::: Given data :::

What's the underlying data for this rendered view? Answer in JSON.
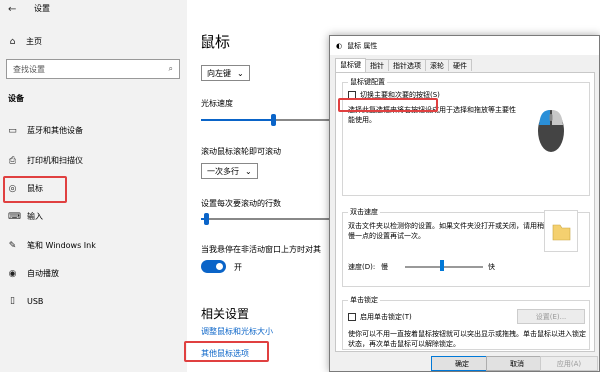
{
  "settings": {
    "window_title": "设置",
    "home_label": "主页",
    "search_placeholder": "查找设置",
    "group_label": "设备",
    "nav_items": [
      {
        "label": "蓝牙和其他设备",
        "icon": "bluetooth-icon"
      },
      {
        "label": "打印机和扫描仪",
        "icon": "printer-icon"
      },
      {
        "label": "鼠标",
        "icon": "mouse-icon"
      },
      {
        "label": "输入",
        "icon": "keyboard-icon"
      },
      {
        "label": "笔和 Windows Ink",
        "icon": "pen-icon"
      },
      {
        "label": "自动播放",
        "icon": "autoplay-icon"
      },
      {
        "label": "USB",
        "icon": "usb-icon"
      }
    ]
  },
  "main": {
    "title": "鼠标",
    "primary_button_value": "向左键",
    "cursor_speed_label": "光标速度",
    "cursor_speed_fraction": 0.56,
    "scroll_label": "滚动鼠标滚轮即可滚动",
    "scroll_value": "一次多行",
    "lines_label": "设置每次要滚动的行数",
    "lines_fraction": 0.04,
    "hover_label": "当我悬停在非活动窗口上方时对其",
    "toggle_state": "开",
    "related_title": "相关设置",
    "link_1": "调整鼠标和光标大小",
    "link_2": "其他鼠标选项"
  },
  "dialog": {
    "title": "鼠标 属性",
    "tabs": [
      "鼠标键",
      "指针",
      "指针选项",
      "滚轮",
      "硬件"
    ],
    "button_config": {
      "legend": "鼠标键配置",
      "checkbox_label": "切换主要和次要的按钮(S)",
      "description": "选择此复选框来将右按钮设成用于选择和拖放等主要性能使用。"
    },
    "double_click": {
      "legend": "双击速度",
      "description": "双击文件夹以检测你的设置。如果文件夹没打开或关闭，请用稍慢一点的设置再试一次。",
      "speed_label": "速度(D):",
      "slow_label": "慢",
      "fast_label": "快",
      "speed_fraction": 0.48
    },
    "click_lock": {
      "legend": "单击锁定",
      "checkbox_label": "启用单击锁定(T)",
      "settings_button": "设置(E)...",
      "description": "使你可以不用一直按着鼠标按钮就可以突出显示或拖拽。单击鼠标以进入锁定状态，再次单击鼠标可以解除锁定。"
    },
    "buttons": {
      "ok": "确定",
      "cancel": "取消",
      "apply": "应用(A)"
    }
  }
}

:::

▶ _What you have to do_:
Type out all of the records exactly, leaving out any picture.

▶ _Task response_:
What's the underlying data for this rendered view? Answer in JSON.
{
  "settings": {
    "window_title": "设置",
    "home_label": "主页",
    "search_placeholder": "查找设置",
    "group_label": "设备",
    "nav_items": [
      {
        "label": "蓝牙和其他设备",
        "icon": "bluetooth-icon"
      },
      {
        "label": "打印机和扫描仪",
        "icon": "printer-icon"
      },
      {
        "label": "鼠标",
        "icon": "mouse-icon"
      },
      {
        "label": "输入",
        "icon": "keyboard-icon"
      },
      {
        "label": "笔和 Windows Ink",
        "icon": "pen-icon"
      },
      {
        "label": "自动播放",
        "icon": "autoplay-icon"
      },
      {
        "label": "USB",
        "icon": "usb-icon"
      }
    ]
  },
  "main": {
    "title": "鼠标",
    "primary_button_value": "向左键",
    "cursor_speed_label": "光标速度",
    "cursor_speed_fraction": 0.56,
    "scroll_label": "滚动鼠标滚轮即可滚动",
    "scroll_value": "一次多行",
    "lines_label": "设置每次要滚动的行数",
    "lines_fraction": 0.04,
    "hover_label": "当我悬停在非活动窗口上方时对其",
    "toggle_state": "开",
    "related_title": "相关设置",
    "link_1": "调整鼠标和光标大小",
    "link_2": "其他鼠标选项"
  },
  "dialog": {
    "title": "鼠标 属性",
    "tabs": [
      "鼠标键",
      "指针",
      "指针选项",
      "滚轮",
      "硬件"
    ],
    "button_config": {
      "legend": "鼠标键配置",
      "checkbox_label": "切换主要和次要的按钮(S)",
      "description": "选择此复选框来将右按钮设成用于选择和拖放等主要性能使用。"
    },
    "double_click": {
      "legend": "双击速度",
      "description": "双击文件夹以检测你的设置。如果文件夹没打开或关闭，请用稍慢一点的设置再试一次。",
      "speed_label": "速度(D):",
      "slow_label": "慢",
      "fast_label": "快",
      "speed_fraction": 0.48
    },
    "click_lock": {
      "legend": "单击锁定",
      "checkbox_label": "启用单击锁定(T)",
      "settings_button": "设置(E)...",
      "description": "使你可以不用一直按着鼠标按钮就可以突出显示或拖拽。单击鼠标以进入锁定状态，再次单击鼠标可以解除锁定。"
    },
    "buttons": {
      "ok": "确定",
      "cancel": "取消",
      "apply": "应用(A)"
    }
  }
}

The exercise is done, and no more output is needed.